Friday, April 24, 2015

The Brecht-Lukács Debate

Shaswati Mazumdar


The debate between the German writer Bertolt Brecht and the Hungarian philosopher Georg Lukács never took place as a formal debate between the two sides but rather as a series of reflections by both parties on what should be the constitutive elements of a radical art and literature committed to the revolutionary struggle for socialism. It has been variously labeled as the Expressionism debate or the Realism vs. Modernism debate as Lukács is seen to be defending realist forms of artistic creation against Brecht's contention that the experimental forms evolved by expressionist and other modern artists were more suited to the contemporary needs of a revolutionary art. In fact the debate could be more aptly described as a debate about realism. Both Lukács and Brecht insisted quite vehemently that the issue at stake was realism. The debate took place in the 1930s in the shadow of the rise of fascism in Europe and its most aggressive variant Nazism in Germany, its violent attack on the working class and its war of annihilation against the Soviet Union. It was also part of a wider debate in Marxist circles involving several other figures – Ernst Bloch, Walter Benjamin, Hanns Eisler, Theodor Adorno and Max Horkheimer, among many others – and representing different attempts to conceptualise the social function of art in a time of the severest crisis. That it came to be called the Brecht-Lukács debate is an ex post facto reconstruction of the views of two towering figures of art and philosophy of the twentieth century.
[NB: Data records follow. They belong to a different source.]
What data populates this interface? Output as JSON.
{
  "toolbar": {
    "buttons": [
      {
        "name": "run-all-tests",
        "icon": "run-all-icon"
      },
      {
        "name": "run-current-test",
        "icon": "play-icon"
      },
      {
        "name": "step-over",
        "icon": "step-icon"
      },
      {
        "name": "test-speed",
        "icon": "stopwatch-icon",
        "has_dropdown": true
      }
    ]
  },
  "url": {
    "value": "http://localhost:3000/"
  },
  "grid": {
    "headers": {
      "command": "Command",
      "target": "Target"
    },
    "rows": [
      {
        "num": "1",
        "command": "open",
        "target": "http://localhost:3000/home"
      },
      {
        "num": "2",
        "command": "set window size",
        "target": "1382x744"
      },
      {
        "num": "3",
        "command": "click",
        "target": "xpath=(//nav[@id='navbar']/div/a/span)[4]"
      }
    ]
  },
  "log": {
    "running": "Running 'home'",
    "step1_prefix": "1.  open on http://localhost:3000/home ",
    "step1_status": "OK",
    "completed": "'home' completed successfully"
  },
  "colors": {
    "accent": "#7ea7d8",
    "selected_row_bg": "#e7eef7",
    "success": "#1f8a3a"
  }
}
Friday, April 17, 2015

Land Acquisition, Primitive Accumulation and the State

Arindam Banerjee


Land acquisition continues to remain a difficult question for the Indian State and establishment. Growing criticism of the colonial Land Acquisition Act of 1894 amidst intensified resistance in defence of land rights led the UPA II government to enact the Land Acquisition, Rehabilitation and Resettlement Bill (LARR), 2011. The LARR, 2011 brought in requirements of Social Impact Assessment (SIA) and ‘consent of at least eighty per cent of project affected people’; these clauses, along with the definition of ‘public purpose’, have now emerged as contentious under the NDA government, voted to power in May last year.

Friday, April 10, 2015

On Contractionary Union Budget of 2015-16

Surajit Das


In the first budget of the newly elected NDA government, the total expenditure of the central government has been restricted to 12.6% (a decline of 1.6 percentage points) of expected GDP during 2015-16. For 2014-15, it was budgeted to be 14.2% of GDP by the previous UPA government and as far as the actual spending by the present NDA government is concerned, it is (revised) estimated to be 13.3% of GDP.What does this mean? It simply means that the presence of central government in total national income has already shrunk than what was budgeted during the last fiscal year and it is being planned, according to the budget 2015-16, to bring it down further in this financial year starting from April, 2015.

Wednesday, April 1, 2015

The Labor and Logic called Culture: Through Historical Materialist Lens

Rahul Vaidya


(A book review of ‘Fractured Times- Culture and Society in the Twentieth Century’ By Eric Hobsbawm; Little, Brown Great Britain, published in 2013, pp. 319)



Eric Hobsbawm was one of the most celebrated historians of the 20th century, not just in Britain but all over the world.  As a Marxist, his contribution and intervention was seminal for debates around the rise of industrial capitalism, socialism, and nationalism. ‘Fractured Times’, posthumously published in 2013, is his last work.